Check out the later part of the talk for examples of internal GitHub processes
and tools that have been built following these constraints.
R.I.P. The Office
One of the more controversial ideas put forth in the talk is that traditional
office culture is a major cause of violating these open source constraints and
leads to process that can be detrimental to software development projects over
time. In my opinion, it is impossible to design process around meatspace
interaction while also reaping the substantial benefits of cooperation without
Based on my experience at GitHub so far, there are two big exceptions to this:
Figuring out broad vision and strategy, setting big goals. You really need to
lock people in a room to figure this stuff out. Async, electronic
communication has too much latency or something.
Celebrating. This is a crucial part of the process of shipping quality
products and only works in meatspace.
I'd like to double down and predict the decline of the office as the center of
planning, coordination, and communication for software development
I'm not saying offices will go away entirely. They just won't be required or
useful for most aspects of the software product development lifecycle. Processes
with better survivability characteristics will slowly but inevitably creep in
and win out.
Where's the humanity?!

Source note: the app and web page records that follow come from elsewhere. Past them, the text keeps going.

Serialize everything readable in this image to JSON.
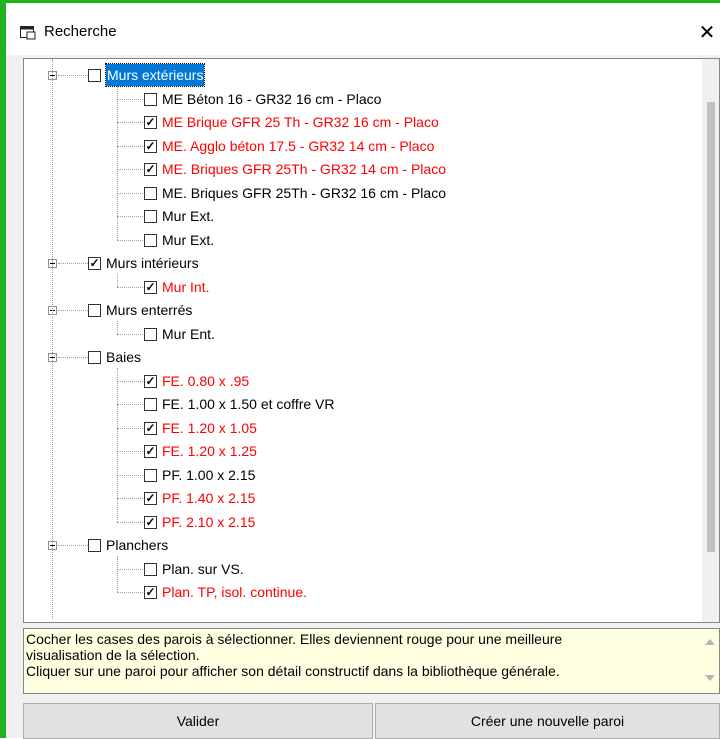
{
  "window": {
    "title": "Recherche",
    "close_glyph": "✕"
  },
  "tree": [
    {
      "label": "Murs extérieurs",
      "checked": false,
      "red": false,
      "level": 0,
      "selected": true
    },
    {
      "label": "ME Béton 16 - GR32 16 cm - Placo",
      "checked": false,
      "red": false,
      "level": 1
    },
    {
      "label": "ME Brique GFR 25 Th - GR32 16 cm - Placo",
      "checked": true,
      "red": true,
      "level": 1
    },
    {
      "label": "ME. Agglo béton 17.5 - GR32 14 cm - Placo",
      "checked": true,
      "red": true,
      "level": 1
    },
    {
      "label": "ME. Briques GFR 25Th - GR32 14 cm - Placo",
      "checked": true,
      "red": true,
      "level": 1
    },
    {
      "label": "ME. Briques GFR 25Th - GR32 16 cm - Placo",
      "checked": false,
      "red": false,
      "level": 1
    },
    {
      "label": "Mur Ext.",
      "checked": false,
      "red": false,
      "level": 1
    },
    {
      "label": "Mur Ext.",
      "checked": false,
      "red": false,
      "level": 1
    },
    {
      "label": "Murs intérieurs",
      "checked": true,
      "red": false,
      "level": 0
    },
    {
      "label": "Mur Int.",
      "checked": true,
      "red": true,
      "level": 1
    },
    {
      "label": "Murs enterrés",
      "checked": false,
      "red": false,
      "level": 0
    },
    {
      "label": "Mur Ent.",
      "checked": false,
      "red": false,
      "level": 1
    },
    {
      "label": "Baies",
      "checked": false,
      "red": false,
      "level": 0
    },
    {
      "label": "FE. 0.80 x .95",
      "checked": true,
      "red": true,
      "level": 1
    },
    {
      "label": "FE. 1.00 x 1.50 et coffre VR",
      "checked": false,
      "red": false,
      "level": 1
    },
    {
      "label": "FE. 1.20 x 1.05",
      "checked": true,
      "red": true,
      "level": 1
    },
    {
      "label": "FE. 1.20 x 1.25",
      "checked": true,
      "red": true,
      "level": 1
    },
    {
      "label": "PF. 1.00 x 2.15",
      "checked": false,
      "red": false,
      "level": 1
    },
    {
      "label": "PF. 1.40 x 2.15",
      "checked": true,
      "red": true,
      "level": 1
    },
    {
      "label": "PF. 2.10 x 2.15",
      "checked": true,
      "red": true,
      "level": 1
    },
    {
      "label": "Planchers",
      "checked": false,
      "red": false,
      "level": 0
    },
    {
      "label": "Plan. sur VS.",
      "checked": false,
      "red": false,
      "level": 1
    },
    {
      "label": "Plan. TP, isol. continue.",
      "checked": true,
      "red": true,
      "level": 1
    }
  ],
  "info": {
    "line1": "Cocher les cases des parois à sélectionner. Elles deviennent rouge pour une meilleure",
    "line2": "visualisation de la sélection.",
    "line3": "Cliquer sur une paroi pour afficher son détail constructif dans la bibliothèque générale."
  },
  "buttons": {
    "validate": "Valider",
    "create": "Créer une nouvelle paroi"
  },
  "colors": {
    "checked_item": "#ff0000",
    "selection": "#0078d7",
    "info_bg": "#ffffe1",
    "window_accent": "#1fb31f"
  }
}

Do these concepts make you a little queasy? Are you picturing the future
described in Pixar's Wall-E, where SPOILERSSPOILERS all human
interaction is reduced to virtual / electronic communications resulting in deep
systemic sadness and the eventual extinction of the entire human race?
I believe this to be a (perfectly warranted) overreaction. Let me explain.
GitHub has an office and we spend a lot of time face to face or in groups.
Probably as much time as most other companies. We just do this for activities
that are radically different than most organizations.
Lastly, working face-to-face in meatspace has proven extremely valuable in
matters of strategic thinking and, obviously, for developing personal
relationships, two things which are vital to a company's success.
So far we've also not seen the benefits found in product development process
show up in matters of defining broad vision or coming up with coherent high
level product design. In fact, those things seem to be negatively impacted by
following open source constraints. I'll save that for another day, though.